California Consumer Privacy Act Brings Changes to the Litigation Landscape
The California Consumer Privacy Act (CCPA) provides consumers with groundbreaking rights over their personal information. Attorney General Rob Bonta reported that upon receiving a notice of alleged violation, 75% of businesses acted to come into compliance within the 30-day statutory cure period. The remaining 25% of businesses that received a notice of alleged violation are either within the 30-day cure period or are under active investigation. In addition, the California Department of Justice is seeing a wide range of numbers of consumer requests reported by businesses as required under the law. Among similarly sized and scoped companies, some have reported requests in the millions while others in the hundreds. Attorney General Bonta also launched a new online tool that allows consumers to directly notify businesses of potential violations.
“Enforcement of the CCPA marks an enormous step for privacy protection in California, particularly at this time after the COVID-19 pandemic moved so much of our lives online. We’re happy to announce that we are seeing great progress with our CCPA enforcement, but there’s more work to be done,” said Attorney General Bonta. “Plain and simple: Exercise your rights under the CCPA. Any Californian is empowered to opt out of the sale of their personal information online. Consumers can also join our enforcement efforts with our new Data Privacy Protection Tool that allows anyone to notice a business that appears to be out of compliance with CCPA.”
On July 1, 2020, the California Department of Justice began enforcing the CCPA by notifying businesses found not to be in compliance with the law. Under the CCPA, businesses that received notices had 30 days to cure or fix the alleged violation before an enforcement action can be initiated. Notices to cure have been issued to entities, including data brokers, marketing companies, businesses handling children’s information, media outlets, and online retailers.
Examples of notices to cure include:
• A social media app was not timely responding to CCPA requests, and users publicly complained that they were not receiving notice that their CCPA requests had been received or effectuated. The business explained its response processes and submitted detailed plans showing that it updated its CCPA consumer response procedures to include timely receipt confirmations and responses to future requests.
Attorney General Bonta this summer also launched a new online Consumer Privacy Tool that allows consumers to directly notify businesses that do not have a clear and easy-to-find “Do Not Sell My Personal Information” link on their homepage.
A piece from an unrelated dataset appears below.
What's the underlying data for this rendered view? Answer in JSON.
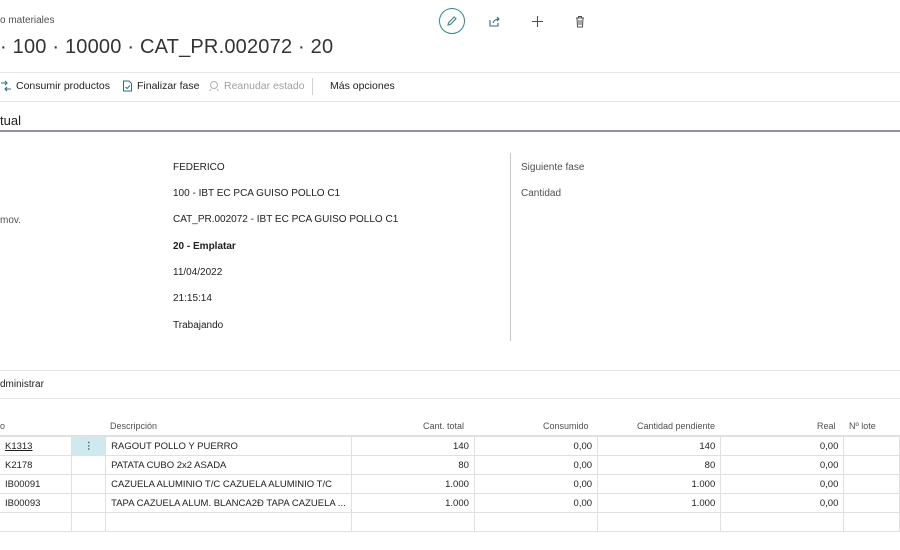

Finally, Attorney General Bonta encouraged all Californians to utilize their privacy rights. Under the CCPA, California consumers have the following rights:
• Right to Know: Consumers may request that a business tell them what specific personal information they have collected, shared or sold about them, and why it was collected, shared, or sold.
• Right to Delete: Consumers may request that a business delete personal information that the business collected from the consumer, subject to some exceptions.
• Right to Opt-Out: If a business sells their personal information, consumers may request that it stop doing so.
• Rights for Minors: A business cannot sell the personal information of minors under the age of 16 without their permission and, for children under 13, without parental consent.
• Right to Non-Discrimination: A business may not discriminate against consumers who exercise their rights under the CCPA.
For more information about the CCPA, visit oag.ca.gov/ccpa.